This beautiful (and mildly kinky) stop-motion animation got my writer wheels turning. What type of inspiration rockets your muse into motion? Happy Halloween!
"On a shelf in famed Parisian bookstore Shakespeare and Company, the star-crossed love story of a klutzy skeleton and his flame-haired amour plays out amidst Designer Olympia Le-Tan’s illustrations of iconic first-edition book covers."
READ THE STORY BEHIND THE FILM HERE
Spike Jonze: Mourir Auprès de Toi
A Tale to Pierce the Heart
Spike Jonze: Mourir Auprès de Toi on Nowness.com.
Saturday, October 29, 2011
Monday, September 12, 2011
Thursday, July 7, 2011
by Brandy Dolce
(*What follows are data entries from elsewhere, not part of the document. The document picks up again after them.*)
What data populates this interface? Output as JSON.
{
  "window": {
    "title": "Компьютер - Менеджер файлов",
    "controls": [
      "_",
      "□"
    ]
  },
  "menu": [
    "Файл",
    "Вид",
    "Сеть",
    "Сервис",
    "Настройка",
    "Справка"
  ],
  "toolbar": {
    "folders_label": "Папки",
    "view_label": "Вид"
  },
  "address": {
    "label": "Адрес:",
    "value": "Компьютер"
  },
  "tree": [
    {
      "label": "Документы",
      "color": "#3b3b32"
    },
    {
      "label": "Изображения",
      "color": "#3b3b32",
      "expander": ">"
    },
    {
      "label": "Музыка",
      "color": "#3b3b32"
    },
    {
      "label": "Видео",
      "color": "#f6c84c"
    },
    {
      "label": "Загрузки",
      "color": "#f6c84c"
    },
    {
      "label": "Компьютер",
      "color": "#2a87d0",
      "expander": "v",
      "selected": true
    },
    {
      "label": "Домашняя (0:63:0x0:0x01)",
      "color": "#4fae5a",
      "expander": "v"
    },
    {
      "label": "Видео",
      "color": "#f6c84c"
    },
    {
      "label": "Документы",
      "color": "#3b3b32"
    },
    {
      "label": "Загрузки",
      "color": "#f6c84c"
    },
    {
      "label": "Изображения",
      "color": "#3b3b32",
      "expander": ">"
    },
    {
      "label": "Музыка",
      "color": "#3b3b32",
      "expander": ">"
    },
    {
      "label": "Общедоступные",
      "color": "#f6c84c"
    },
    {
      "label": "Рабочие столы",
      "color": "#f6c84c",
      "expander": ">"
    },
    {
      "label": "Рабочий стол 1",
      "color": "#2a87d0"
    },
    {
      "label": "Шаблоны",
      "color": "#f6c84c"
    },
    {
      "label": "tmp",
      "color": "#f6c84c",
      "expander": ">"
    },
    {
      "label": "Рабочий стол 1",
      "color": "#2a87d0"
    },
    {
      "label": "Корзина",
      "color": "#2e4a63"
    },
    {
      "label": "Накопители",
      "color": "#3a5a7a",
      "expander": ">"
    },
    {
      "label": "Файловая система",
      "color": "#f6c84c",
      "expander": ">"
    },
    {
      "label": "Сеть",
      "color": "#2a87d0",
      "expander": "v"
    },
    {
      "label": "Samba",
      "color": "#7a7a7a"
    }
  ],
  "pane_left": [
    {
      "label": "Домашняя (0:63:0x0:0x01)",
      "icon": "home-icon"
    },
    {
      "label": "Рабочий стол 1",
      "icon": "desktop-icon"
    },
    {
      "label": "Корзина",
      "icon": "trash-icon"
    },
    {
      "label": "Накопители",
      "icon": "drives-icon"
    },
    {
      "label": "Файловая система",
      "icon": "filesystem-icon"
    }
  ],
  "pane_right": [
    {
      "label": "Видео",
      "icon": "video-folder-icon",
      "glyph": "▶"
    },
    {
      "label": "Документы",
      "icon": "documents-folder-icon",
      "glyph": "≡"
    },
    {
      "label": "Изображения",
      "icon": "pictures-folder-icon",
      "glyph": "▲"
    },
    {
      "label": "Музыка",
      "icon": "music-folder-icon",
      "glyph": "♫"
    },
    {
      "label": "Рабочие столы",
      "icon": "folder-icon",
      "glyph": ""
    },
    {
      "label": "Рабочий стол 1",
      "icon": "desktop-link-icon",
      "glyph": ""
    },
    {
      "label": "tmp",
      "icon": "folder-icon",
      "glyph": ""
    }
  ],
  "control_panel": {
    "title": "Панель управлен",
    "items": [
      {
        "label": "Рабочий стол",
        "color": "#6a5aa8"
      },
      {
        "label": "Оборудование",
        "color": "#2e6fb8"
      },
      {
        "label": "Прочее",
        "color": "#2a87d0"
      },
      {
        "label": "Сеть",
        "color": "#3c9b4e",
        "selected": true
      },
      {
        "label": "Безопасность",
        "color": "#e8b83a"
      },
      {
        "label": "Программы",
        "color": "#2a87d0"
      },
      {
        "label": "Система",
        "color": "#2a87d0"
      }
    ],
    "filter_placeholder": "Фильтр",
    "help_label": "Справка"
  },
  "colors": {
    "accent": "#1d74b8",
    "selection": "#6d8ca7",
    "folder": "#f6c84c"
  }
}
I'm halfway through the first draft of my second novel and it took until now to find the best way for me to stay organized. Yes, I have several hand written notes in manila file folders that I never look at; single-subject, spiral-bound notebooks crammed with chicken scratch that have gone the way of the word processor; and gigabytes of electronic musings saved somewhere in RAM limbo. The result? A novel built from my notes in my one notebook. Everything else has been forgotten or eaten by moths.
Sunday, July 3, 2011
I'm currently writing a nonfiction book in which I'm using quotes from a variety of sources. However, I wanted to make sure I didn't get into trouble doing so since the only bars I like are the ones that serve margaritas. Therefore, I researched the fair use act. Here it is for your legal enjoyment. And please feel free to comment with your experience using famous quotes in your own works! I live to learn!
The Fair Use Doctrine of the U.S. Copyright Statute
One of the rights accorded to the owner of copyright is the right to reproduce or to authorize others to reproduce the work in copies or phonorecords. This right is subject to certain limitations found in sections 107 through 118 of the copyright law (title 17, U. S. Code). One of the more important limitations is the doctrine of “fair use.” The doctrine of fair use has developed through a substantial number of court decisions over the years and has been codified in section 107 of the copyright law.
Monday, June 13, 2011
The Agent Query widget provides information on the movers and shakers in the literary agent industry.
From AgentQuery.com: AgentQuery.com offers aspiring writers a free searchable database of literary agents seeking new talent. This widget feeds from our literary social networking site AQ Connect. Writers actively submitting their work to literary agents share their updates and experiences.
Here is the widget below as you'll see on the right side of my homepage. Feel free to click the Get Widget tab under the widget to grab the code for your own blog.
Saturday, March 5, 2011
Brandy's note: I came across Mr. Westerfeld's post from 11/1/09 on his website ScottWesterfeld.com and immediately knew I had to include the post as part of my collection of writing tips. This technique is one I often use in my own writing - and now it has a name! The Dialog Spine! Original post here.
Follow him on Twitter: @ScottWesterfeld and check out his writing.
by Scott Westerfeld
posted 11/1/09 on ScottWestferfeld.com
posted 11/1/09 on ScottWestferfeld.com
Many writers use the so-called “dialog spine” as a way of mapping out a scene. As a sort of “zero draft,” they write just dialog, with no setting, action, or even attribution. It’s a quick once-over of conflict and resolution in a scene, without any tricky bits to slow you down.
This, of course, assumes that you find dialog easy. For some people, writing the action/description/whatever first might make more sense. In any case, you don’t have to make your dialog (or whatever) perfect. It’s just a way of mapping out the main beats in a scene.
But there’s another trick that I use the dialog spine for: blowing out the cobwebs. And by cobwebs, I mean “writer’s block,” “general ennui,” or “an idea that just needs to be written down, but I don’t have time.”
Tuesday, March 1, 2011
by Chuck Sambuchino
Original story posted here at GuidetoLiteraryAgents.com
You have spent considerable time trying to create the best impression on potential literary agents. You have done so well that an agent has contacted you—congratulations! The tables are now turned. It is time for the agent to impress you. Your objective is to hire an agent you can trust with your money, your work, and your future. It's all part of finding your perfect match.
Monday, February 28, 2011
A spreadsheet plot written out by J.K. Rowling. Her approach to spreadsheet plotting is to divide the columns by chapter number, story timeline, chapter title, main plots and subplots.
Read the full post at WorldsStrangest.com
Good to know I'm not the only one who loves working with antiquated tools: pen & paper! :)